A Church of England vicar has become an internet sensation after accidentally setting himself ablaze while conducting an online service.

Reverend Stephen Beach of Budeaux Parish Church in Plymouth, UK, was recording a low-key devotional time from his own home—complete with atmospheric background candles—when the hilarious mishap took place.

“It’s a great thing to pause in the presence of God and to ask the question, ‘Lord God, what are you saying to us?’” Beach said during the final section of his church’s inaugural “online worship experience.”

Then, as he leaned over and spoke into the camera, one of the candles suddenly ignited the sleeve of his sweatshirt.

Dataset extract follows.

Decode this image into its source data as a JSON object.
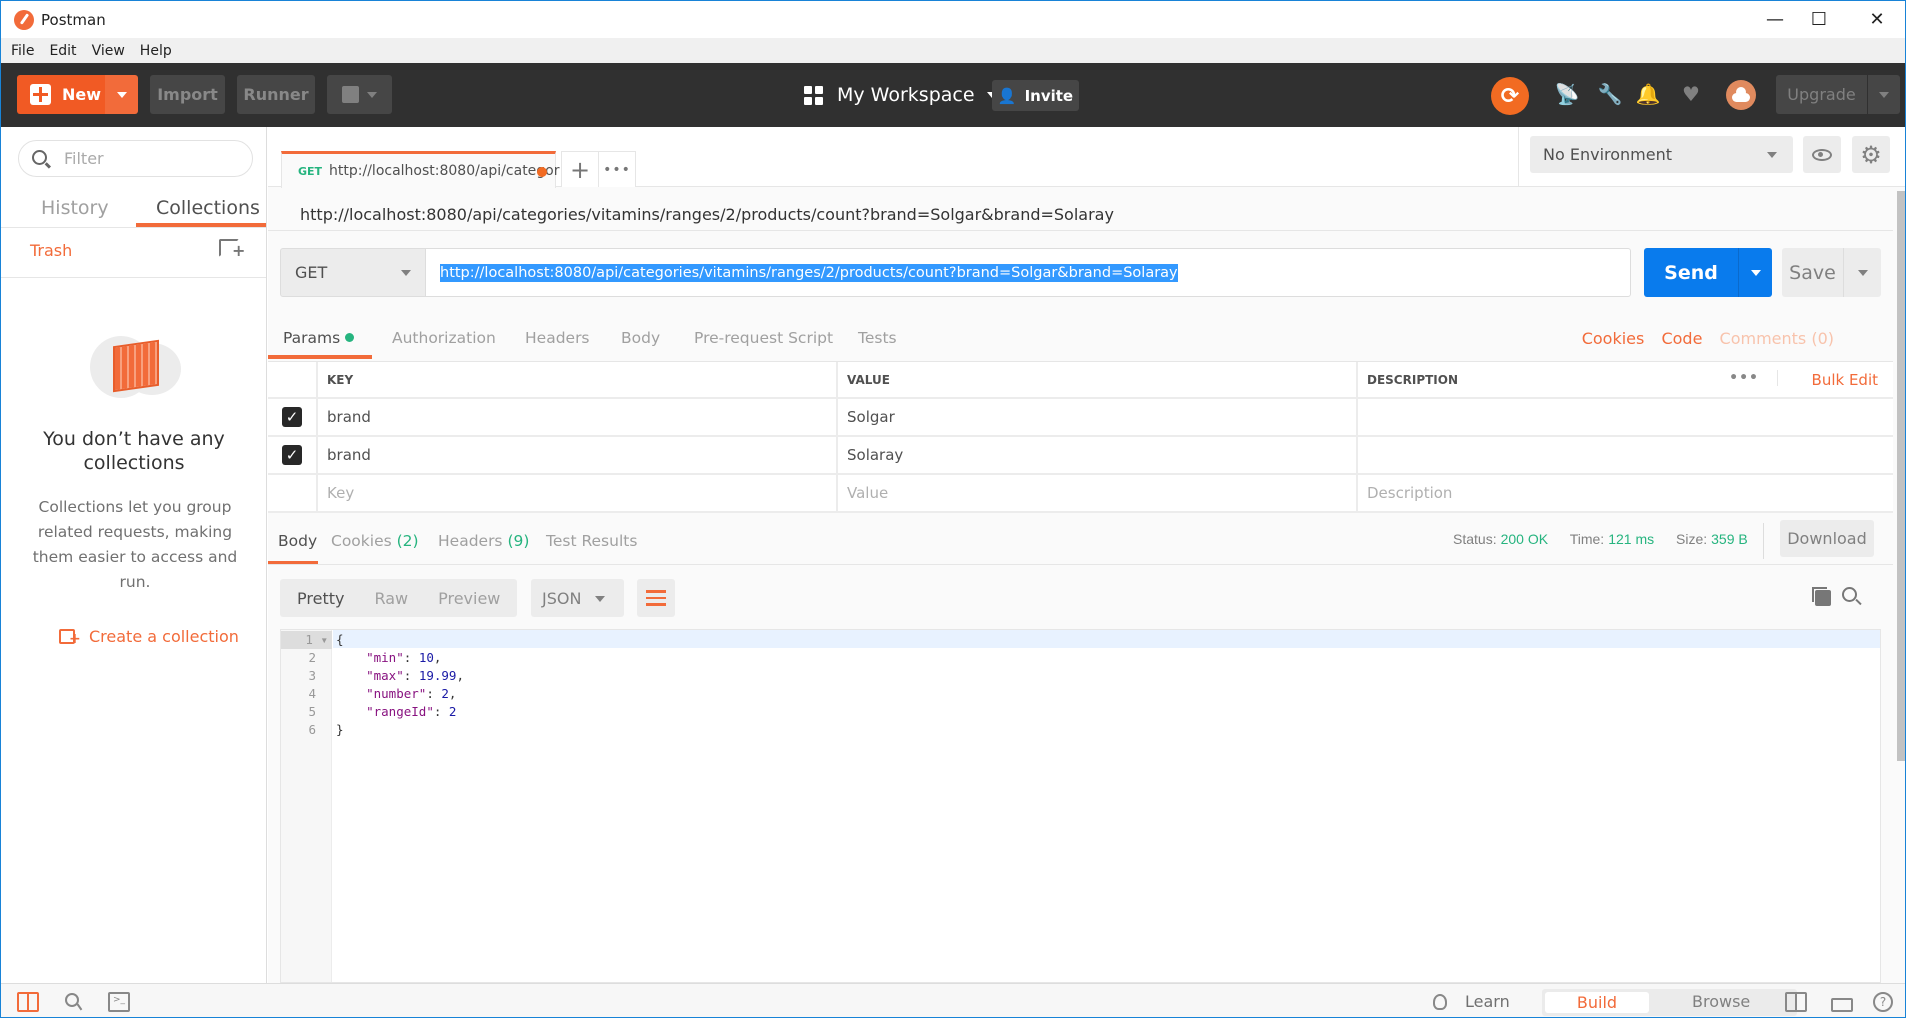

“Oh dear, I’ve just caught fire,” the vicar said matter-of-factly, as the flames began to spread across his shoulder.

Beach quickly extinguished the fire and brought the broadcast to an abrupt end. Speaking afterward, the reverend confirmed that he was unharmed during the incident.

“I just felt my arm getting a bit hot,” he told Sky News. “The nice thing is, it did damage my pullover and my shirt but my arm is fine—there’s no burn on my arm.”

Since the accident, Beach said he had been inundated with jokes from other ministers about being “on fire for Jesus.”

“People have laughed and laughed, really,” he said.

In response to the COVID-19 pandemic, the Church of England has officially banned all of its mass gatherings. On Sunday, Archbishop of Canterbury Justin Welby broadcasted a special Sunday morning service across several BBC radio stations.

“At difficult times we have a choice. We can focus on fear, on ourselves and what we cannot do. Or we can turn to God and let God lead us into praying for the world, and let prayer flow into us, taking creative and loving action,” Welby said during his sermon. “That’s what we want to do today, to remind ourselves that life carries on and that there is much to celebrate in our communities.”

The archbishop warned that in a crisis of this magnitude, there is a temptation to “pull up the drawbridge and just look after ourselves.” Christians, however, should instead seek to “listen to the voice of God’s caring love for us, and his encouragement to turn ourselves towards others.”